Life can change in an instant, and turn your whole world upside down. And that is exactly what happens to firefighter Jeff Elliott and his wife Ruth who are living their dream in the golden...
See full summary »
Life can change in an instant, and turn your whole world upside down. And that is exactly what happens to firefighter Jeff Elliott and his wife Ruth who are living their dream in the golden Midwest; high school sweethearts, married with two beautiful and healthy children, family farm, horses, sports, church groups, the whole American Dream come true. And one winters day, teenage son Eric "Hoovey" Elliott collapses at high school basketball practice, is rushed to the hospital, and the doctors find a tumor the size of an orange at the base of his brain. They're down to hours-if surgery that risks the boy's ability to walk, talk, and perhaps even survive is not performed immediately, Hoovey's young life will end before it truly even begins. In a grueling 8-hour procedure, the tumor is removed. And he survives. But for the Elliott family, life and dreams will never be the same. Hoovey has to teach himself to walk again, to read again, to even see straight with two unbalanced eyes, covered... Written by
The movie seems to be more of a Sunday sermon rather than a work of art. It perfectly fits the intentions of preaching the almighty will of god to the infidel and the shaky ones.

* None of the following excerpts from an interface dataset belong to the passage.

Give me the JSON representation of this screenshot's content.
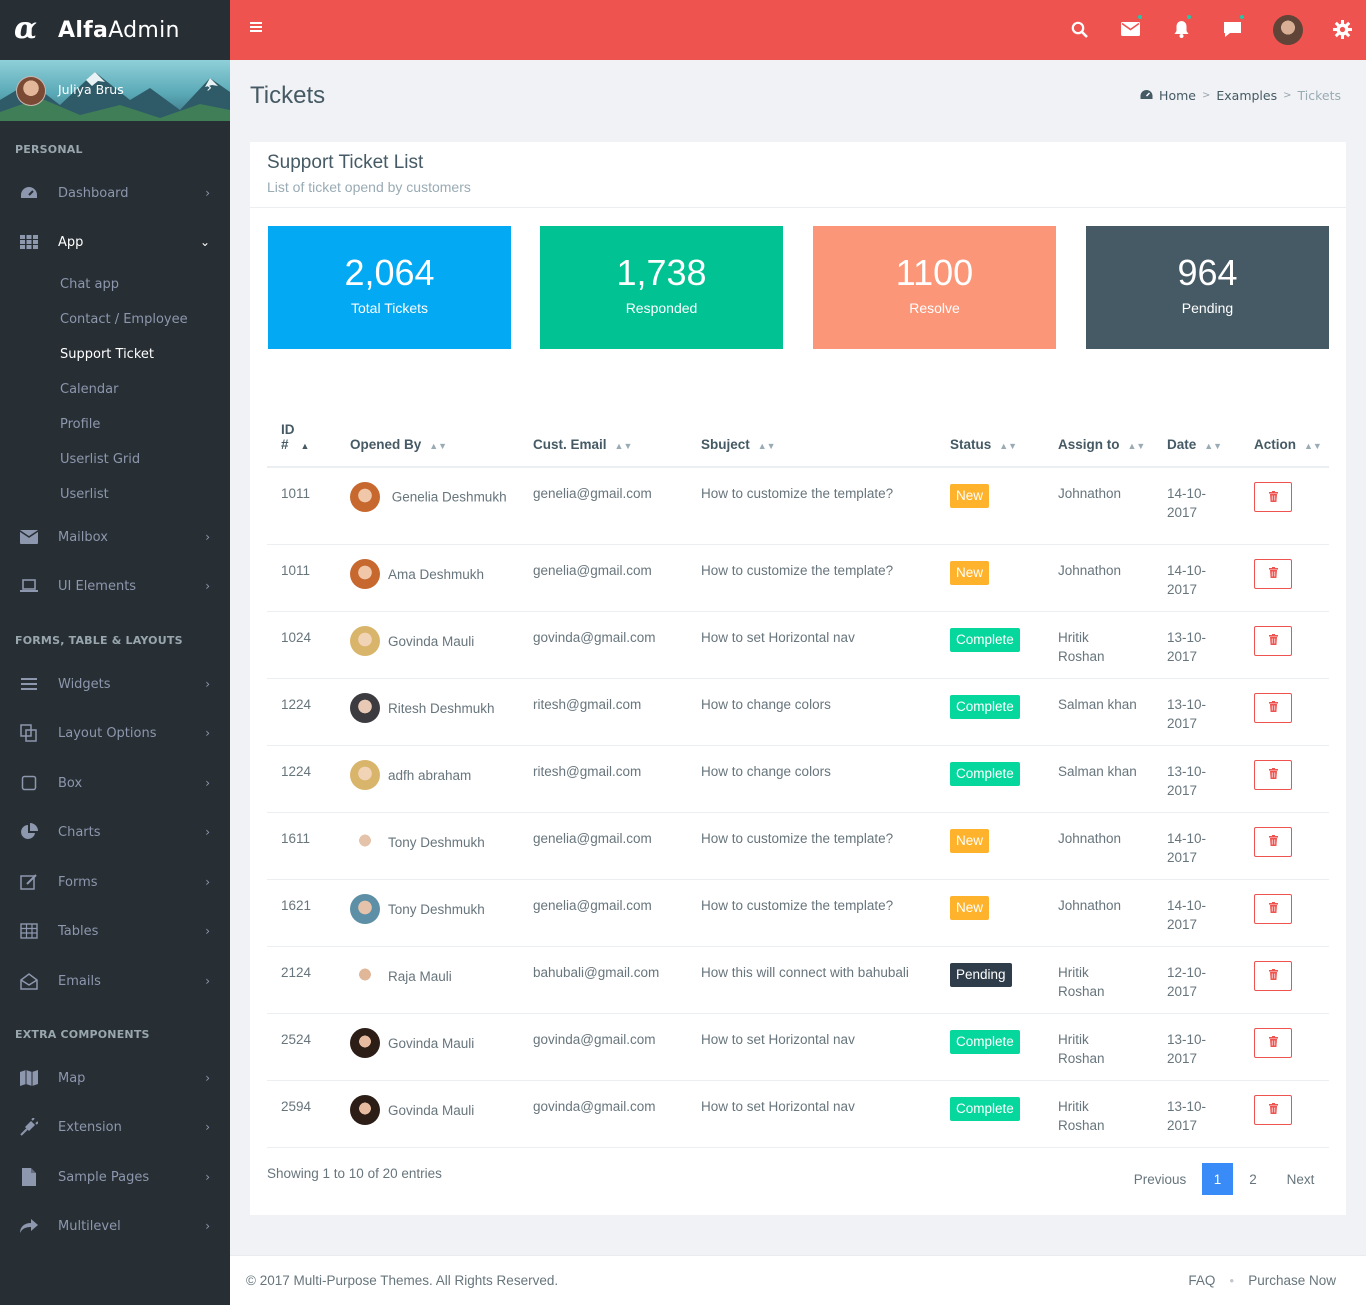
{
  "brand": {
    "name_bold": "Alfa",
    "name_light": "Admin"
  },
  "user": {
    "name": "Juliya Brus"
  },
  "sidebar": {
    "sections": [
      "PERSONAL",
      "FORMS, TABLE & LAYOUTS",
      "EXTRA COMPONENTS"
    ],
    "items": [
      {
        "label": "Dashboard",
        "icon": "dashboard-icon"
      },
      {
        "label": "App",
        "icon": "grid-icon"
      },
      {
        "label": "Mailbox",
        "icon": "envelope-icon"
      },
      {
        "label": "UI Elements",
        "icon": "laptop-icon"
      },
      {
        "label": "Widgets",
        "icon": "bars-icon"
      },
      {
        "label": "Layout Options",
        "icon": "copy-icon"
      },
      {
        "label": "Box",
        "icon": "square-icon"
      },
      {
        "label": "Charts",
        "icon": "pie-chart-icon"
      },
      {
        "label": "Forms",
        "icon": "edit-icon"
      },
      {
        "label": "Tables",
        "icon": "table-icon"
      },
      {
        "label": "Emails",
        "icon": "envelope-open-icon"
      },
      {
        "label": "Map",
        "icon": "map-icon"
      },
      {
        "label": "Extension",
        "icon": "plug-icon"
      },
      {
        "label": "Sample Pages",
        "icon": "file-icon"
      },
      {
        "label": "Multilevel",
        "icon": "share-icon"
      }
    ],
    "app_sub": [
      "Chat app",
      "Contact / Employee",
      "Support Ticket",
      "Calendar",
      "Profile",
      "Userlist Grid",
      "Userlist"
    ]
  },
  "page": {
    "title": "Tickets",
    "breadcrumb": [
      "Home",
      "Examples",
      "Tickets"
    ]
  },
  "card": {
    "title": "Support Ticket List",
    "subtitle": "List of ticket opend by customers"
  },
  "stats": [
    {
      "value": "2,064",
      "label": "Total Tickets",
      "color": "#03a9f3"
    },
    {
      "value": "1,738",
      "label": "Responded",
      "color": "#00c292"
    },
    {
      "value": "1100",
      "label": "Resolve",
      "color": "#fb9678"
    },
    {
      "value": "964",
      "label": "Pending",
      "color": "#455a64"
    }
  ],
  "table": {
    "headers": {
      "id_line1": "ID",
      "id_line2": "#",
      "opened_by": "Opened By",
      "email": "Cust. Email",
      "subject": "Sbuject",
      "status": "Status",
      "assign": "Assign to",
      "date": "Date",
      "action": "Action"
    },
    "rows": [
      {
        "id": "1011",
        "name": "Genelia Deshmukh",
        "email": "genelia@gmail.com",
        "subject": "How to customize the template?",
        "status": "New",
        "assign": "Johnathon",
        "date": "14-10-2017"
      },
      {
        "id": "1011",
        "name": "Ama Deshmukh",
        "email": "genelia@gmail.com",
        "subject": "How to customize the template?",
        "status": "New",
        "assign": "Johnathon",
        "date": "14-10-2017"
      },
      {
        "id": "1024",
        "name": "Govinda Mauli",
        "email": "govinda@gmail.com",
        "subject": "How to set Horizontal nav",
        "status": "Complete",
        "assign": "Hritik Roshan",
        "date": "13-10-2017"
      },
      {
        "id": "1224",
        "name": "Ritesh Deshmukh",
        "email": "ritesh@gmail.com",
        "subject": "How to change colors",
        "status": "Complete",
        "assign": "Salman khan",
        "date": "13-10-2017"
      },
      {
        "id": "1224",
        "name": "adfh abraham",
        "email": "ritesh@gmail.com",
        "subject": "How to change colors",
        "status": "Complete",
        "assign": "Salman khan",
        "date": "13-10-2017"
      },
      {
        "id": "1611",
        "name": "Tony Deshmukh",
        "email": "genelia@gmail.com",
        "subject": "How to customize the template?",
        "status": "New",
        "assign": "Johnathon",
        "date": "14-10-2017"
      },
      {
        "id": "1621",
        "name": "Tony Deshmukh",
        "email": "genelia@gmail.com",
        "subject": "How to customize the template?",
        "status": "New",
        "assign": "Johnathon",
        "date": "14-10-2017"
      },
      {
        "id": "2124",
        "name": "Raja Mauli",
        "email": "bahubali@gmail.com",
        "subject": "How this will connect with bahubali",
        "status": "Pending",
        "assign": "Hritik Roshan",
        "date": "12-10-2017"
      },
      {
        "id": "2524",
        "name": "Govinda Mauli",
        "email": "govinda@gmail.com",
        "subject": "How to set Horizontal nav",
        "status": "Complete",
        "assign": "Hritik Roshan",
        "date": "13-10-2017"
      },
      {
        "id": "2594",
        "name": "Govinda Mauli",
        "email": "govinda@gmail.com",
        "subject": "How to set Horizontal nav",
        "status": "Complete",
        "assign": "Hritik Roshan",
        "date": "13-10-2017"
      }
    ]
  },
  "pagination": {
    "info": "Showing 1 to 10 of 20 entries",
    "previous": "Previous",
    "pages": [
      "1",
      "2"
    ],
    "current": "1",
    "next": "Next"
  },
  "footer": {
    "copyright": "© 2017 Multi-Purpose Themes. All Rights Reserved.",
    "links": [
      "FAQ",
      "Purchase Now"
    ]
  }
}
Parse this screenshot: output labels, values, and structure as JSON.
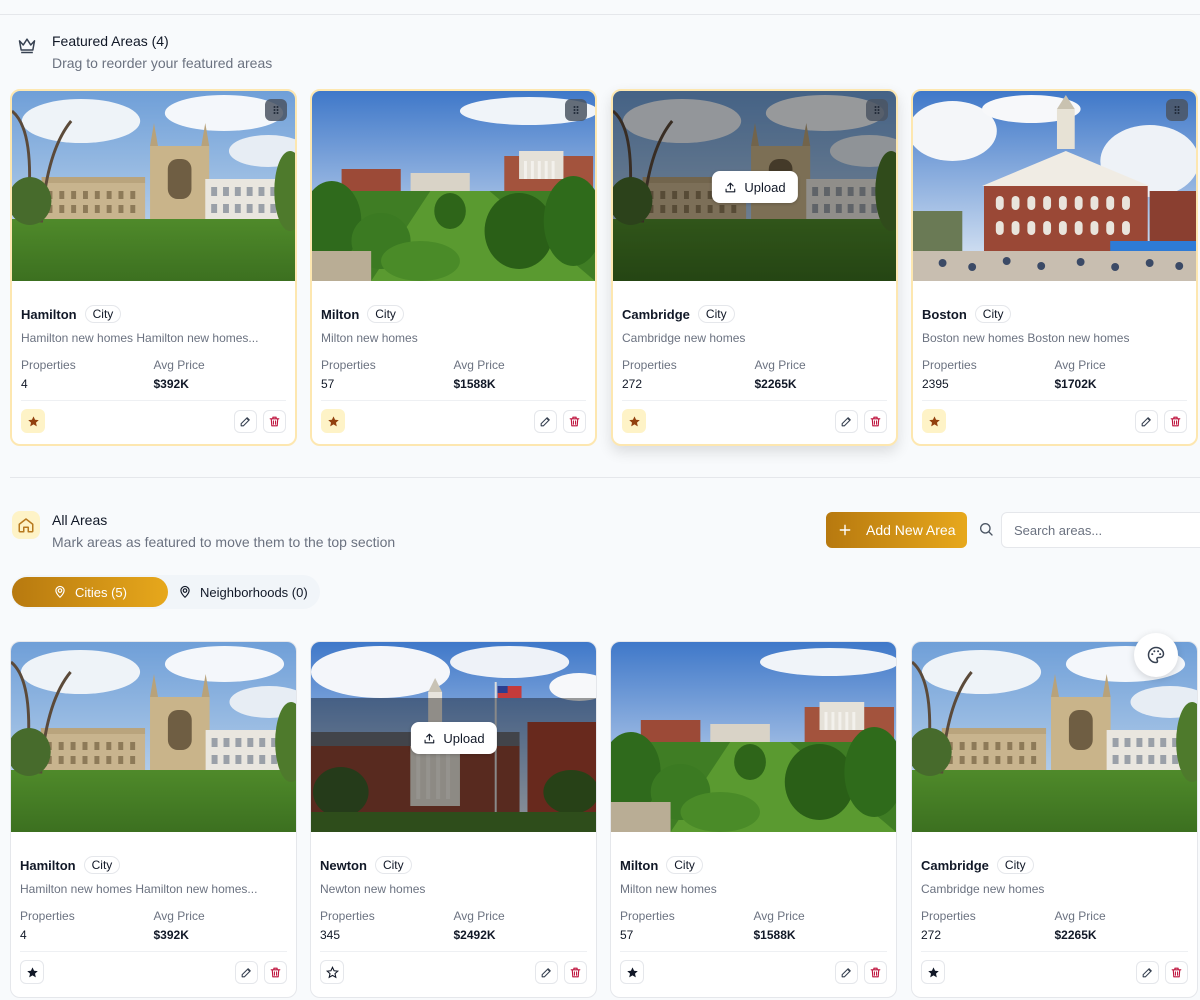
{
  "featured": {
    "title": "Featured Areas (4)",
    "subtitle": "Drag to reorder your featured areas",
    "cards": [
      {
        "name": "Hamilton",
        "type": "City",
        "desc": "Hamilton new homes Hamilton new homes...",
        "props_label": "Properties",
        "props": "4",
        "price_label": "Avg Price",
        "price": "$392K"
      },
      {
        "name": "Milton",
        "type": "City",
        "desc": "Milton new homes",
        "props_label": "Properties",
        "props": "57",
        "price_label": "Avg Price",
        "price": "$1588K"
      },
      {
        "name": "Cambridge",
        "type": "City",
        "desc": "Cambridge new homes",
        "props_label": "Properties",
        "props": "272",
        "price_label": "Avg Price",
        "price": "$2265K",
        "upload_label": "Upload"
      },
      {
        "name": "Boston",
        "type": "City",
        "desc": "Boston new homes Boston new homes",
        "props_label": "Properties",
        "props": "2395",
        "price_label": "Avg Price",
        "price": "$1702K"
      }
    ]
  },
  "all_areas": {
    "title": "All Areas",
    "subtitle": "Mark areas as featured to move them to the top section",
    "add_button": "Add New Area",
    "search_placeholder": "Search areas...",
    "tabs": [
      {
        "label": "Cities (5)"
      },
      {
        "label": "Neighborhoods (0)"
      }
    ],
    "cards": [
      {
        "name": "Hamilton",
        "type": "City",
        "desc": "Hamilton new homes Hamilton new homes...",
        "props_label": "Properties",
        "props": "4",
        "price_label": "Avg Price",
        "price": "$392K"
      },
      {
        "name": "Newton",
        "type": "City",
        "desc": "Newton new homes",
        "props_label": "Properties",
        "props": "345",
        "price_label": "Avg Price",
        "price": "$2492K",
        "upload_label": "Upload"
      },
      {
        "name": "Milton",
        "type": "City",
        "desc": "Milton new homes",
        "props_label": "Properties",
        "props": "57",
        "price_label": "Avg Price",
        "price": "$1588K"
      },
      {
        "name": "Cambridge",
        "type": "City",
        "desc": "Cambridge new homes",
        "props_label": "Properties",
        "props": "272",
        "price_label": "Avg Price",
        "price": "$2265K"
      }
    ]
  },
  "colors": {
    "accent": "#d4961a",
    "featured_border": "#fde7b0",
    "star_featured": "#92400e",
    "delete": "#be123c"
  }
}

It replaces the human will, that is normally filled in with many various sources including the belief in super beings with the inevitable and only one source of strength people can get from their gospels' clerics As the movie synopsis goes: "Life can change in an instant, and turn your whole world upside down. And as the preacher would tell: It's all god's will" So that's what happens to the living American dream that is the Midwestern firefighter Jeff Elliott and his wife who live with their beautiful, healthy children, family farm, horses, sports, church groups, and all other typical components of that dream. One day though their terrific teenage son Eric "Hoovey" Elliott collapses and is rushed to the hospital, where doctors find a tumor as big as an orange in his brain. This life threatening operation renders Hoovey short of many key capabilities, yet what keeps him going is the faith he has in God not the power of will that would normally be available both for religious and non religious ones
5 of 12 people found this review helpful.
Was this review helpful to you?